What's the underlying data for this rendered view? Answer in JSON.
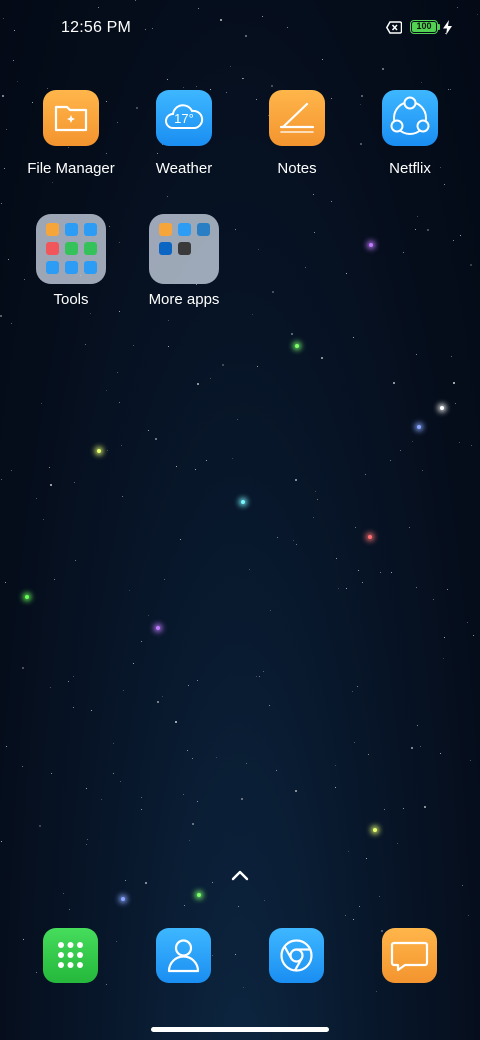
{
  "status_bar": {
    "time": "12:56 PM",
    "battery_level": "100"
  },
  "home": {
    "apps": [
      {
        "label": "File Manager",
        "icon": "folder-icon"
      },
      {
        "label": "Weather",
        "icon": "cloud-icon",
        "temperature": "17°"
      },
      {
        "label": "Notes",
        "icon": "notes-pen-icon"
      },
      {
        "label": "Netflix",
        "icon": "share-nodes-icon"
      }
    ],
    "folders": [
      {
        "label": "Tools"
      },
      {
        "label": "More apps"
      }
    ]
  },
  "dock": [
    {
      "name": "dialer",
      "icon": "keypad-icon"
    },
    {
      "name": "contacts",
      "icon": "person-icon"
    },
    {
      "name": "browser",
      "icon": "chrome-icon"
    },
    {
      "name": "messaging",
      "icon": "message-icon"
    }
  ],
  "colors": {
    "accent_orange": "#f3942f",
    "accent_blue": "#1a8ef2",
    "accent_green": "#25b83c",
    "battery_green": "#53d153"
  }
}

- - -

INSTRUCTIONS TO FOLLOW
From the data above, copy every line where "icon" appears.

RESULT
        "icon": "folder-icon"
        "icon": "cloud-icon",
        "icon": "notes-pen-icon"
        "icon": "share-nodes-icon"
      "icon": "keypad-icon"
      "icon": "person-icon"
      "icon": "chrome-icon"
      "icon": "message-icon"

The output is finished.